● **Task to complete**: Using the data below, gather each line that includes the word "enemy".
--- Source material ---
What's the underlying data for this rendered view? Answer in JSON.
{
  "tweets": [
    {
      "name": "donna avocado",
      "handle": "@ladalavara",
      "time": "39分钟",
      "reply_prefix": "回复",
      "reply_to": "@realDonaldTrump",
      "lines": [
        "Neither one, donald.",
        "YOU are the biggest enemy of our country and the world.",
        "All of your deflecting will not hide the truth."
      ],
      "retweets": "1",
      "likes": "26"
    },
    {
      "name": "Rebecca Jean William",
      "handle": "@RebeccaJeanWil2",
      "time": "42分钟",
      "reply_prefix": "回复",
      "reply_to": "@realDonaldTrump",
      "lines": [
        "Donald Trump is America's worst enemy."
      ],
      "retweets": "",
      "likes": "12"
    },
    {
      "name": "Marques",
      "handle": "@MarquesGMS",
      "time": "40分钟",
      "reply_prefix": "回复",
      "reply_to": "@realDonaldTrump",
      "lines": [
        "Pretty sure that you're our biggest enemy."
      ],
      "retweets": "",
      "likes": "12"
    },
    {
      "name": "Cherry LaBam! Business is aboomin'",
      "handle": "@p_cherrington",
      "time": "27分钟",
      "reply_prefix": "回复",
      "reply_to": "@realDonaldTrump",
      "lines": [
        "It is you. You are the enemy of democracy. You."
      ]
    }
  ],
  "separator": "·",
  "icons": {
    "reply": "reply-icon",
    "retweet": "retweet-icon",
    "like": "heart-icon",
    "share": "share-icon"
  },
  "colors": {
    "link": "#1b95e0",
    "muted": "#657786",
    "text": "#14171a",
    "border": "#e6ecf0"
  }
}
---
● **Result of this task**:
        "YOU are the biggest enemy of our country and the world.",
        "Donald Trump is America's worst enemy."
        "Pretty sure that you're our biggest enemy."
        "It is you. You are the enemy of democracy. You."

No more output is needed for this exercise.